"You have got to be kidding me."
"I hate endings." More foreshadowing no doubt.
"He went to get coffee and ended up in a book. How did that happen?" "We're in New York."
"What was that?" "1938. We just bounced off it."
Rory's headstone. That's not just foreshadowing, that's labouring the point.
"Melody Malone. The detective who investigates angels."
"Get your wrist out without breaking it." "How?" "I don't know. Just do it. Change the future!"
"You changed the future!" "It's called 'marriage', honey."
"... I'm sorry, Rory, but you just died."
"What have we got?" "I won't let them take him. That's what we've got."
"I always wanted to visit the Statue of Liberty. I guess she got impatient."
This is the first Moffat-scripted episode for a while and it shows that he's been saving up the good stuff. The Statue-of-Liberty-as-an-angel is going to be one of the iconic Who images for a while now... And of course, with this whole what-bears-the-image-of-an-angel-becomes-a
Rory and Amy's leaving of the show was well played too.

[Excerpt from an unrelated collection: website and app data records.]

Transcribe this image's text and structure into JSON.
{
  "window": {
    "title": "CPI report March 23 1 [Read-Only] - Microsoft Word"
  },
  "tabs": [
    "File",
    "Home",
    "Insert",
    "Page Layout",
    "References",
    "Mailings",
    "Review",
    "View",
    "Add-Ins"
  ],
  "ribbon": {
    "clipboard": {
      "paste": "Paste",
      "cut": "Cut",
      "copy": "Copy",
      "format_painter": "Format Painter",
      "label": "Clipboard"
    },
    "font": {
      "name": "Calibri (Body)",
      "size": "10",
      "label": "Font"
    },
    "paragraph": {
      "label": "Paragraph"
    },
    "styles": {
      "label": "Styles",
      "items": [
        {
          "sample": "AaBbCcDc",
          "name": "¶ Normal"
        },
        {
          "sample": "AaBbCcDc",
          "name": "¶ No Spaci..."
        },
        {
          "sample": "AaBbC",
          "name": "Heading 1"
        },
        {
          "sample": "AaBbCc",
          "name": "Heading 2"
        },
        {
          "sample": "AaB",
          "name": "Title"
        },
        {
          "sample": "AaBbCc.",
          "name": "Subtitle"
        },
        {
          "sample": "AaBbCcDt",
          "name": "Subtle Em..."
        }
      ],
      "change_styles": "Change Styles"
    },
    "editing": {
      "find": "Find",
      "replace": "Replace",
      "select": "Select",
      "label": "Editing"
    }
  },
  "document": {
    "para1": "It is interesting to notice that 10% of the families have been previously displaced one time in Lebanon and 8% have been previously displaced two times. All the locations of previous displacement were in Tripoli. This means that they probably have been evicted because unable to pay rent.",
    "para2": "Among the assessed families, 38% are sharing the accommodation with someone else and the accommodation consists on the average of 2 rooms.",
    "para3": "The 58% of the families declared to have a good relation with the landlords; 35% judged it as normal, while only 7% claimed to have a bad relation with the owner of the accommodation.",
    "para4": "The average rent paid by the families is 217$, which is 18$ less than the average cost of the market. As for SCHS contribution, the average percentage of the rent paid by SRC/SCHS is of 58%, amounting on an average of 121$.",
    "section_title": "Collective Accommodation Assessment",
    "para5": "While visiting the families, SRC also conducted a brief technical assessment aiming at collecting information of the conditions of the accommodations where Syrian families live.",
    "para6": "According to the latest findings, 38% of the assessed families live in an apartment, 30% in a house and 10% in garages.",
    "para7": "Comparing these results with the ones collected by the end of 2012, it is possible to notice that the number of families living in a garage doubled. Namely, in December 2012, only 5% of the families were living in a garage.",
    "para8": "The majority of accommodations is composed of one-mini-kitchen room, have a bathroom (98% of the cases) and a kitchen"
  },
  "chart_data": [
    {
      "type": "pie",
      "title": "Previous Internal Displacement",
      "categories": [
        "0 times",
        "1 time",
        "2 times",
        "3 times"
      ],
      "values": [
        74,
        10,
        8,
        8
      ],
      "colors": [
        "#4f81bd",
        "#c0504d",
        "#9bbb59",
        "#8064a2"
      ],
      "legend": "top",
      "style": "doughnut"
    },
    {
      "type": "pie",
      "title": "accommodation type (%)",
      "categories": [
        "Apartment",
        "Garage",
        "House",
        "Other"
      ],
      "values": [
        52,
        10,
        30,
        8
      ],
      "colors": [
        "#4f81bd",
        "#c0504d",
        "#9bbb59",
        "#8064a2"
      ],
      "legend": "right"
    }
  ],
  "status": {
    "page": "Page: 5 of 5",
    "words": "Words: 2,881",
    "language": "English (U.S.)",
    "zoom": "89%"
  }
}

In particular that it was Amy's choice to leave and that it's strongly hinted that Amy and Rory keep living on their own terms in the future (for values of 'future' which probably begin some time around 1890).
In fact about the only wrong note tonight was that those blasted cigarette ads are back again.
... And in a much delayed afterthought, something makes me think that this story is going to have repercussions, even though Amy and Rory won't be around to be troubled by it. A common theme running through anything in the Doctor Who canon is that time paradoxes are seriously bad mojo. This is why things went so haywire in Father's Day, and why the Monk was much more of a threat than the trickster he seemed to be. So the Doctor (well, Amy and Rory, but you just know the Doctor's going to get blamed for it) is going to have seriously pissed off a lot of Weeping Angels by causing a paradox that imploded their nice little racket.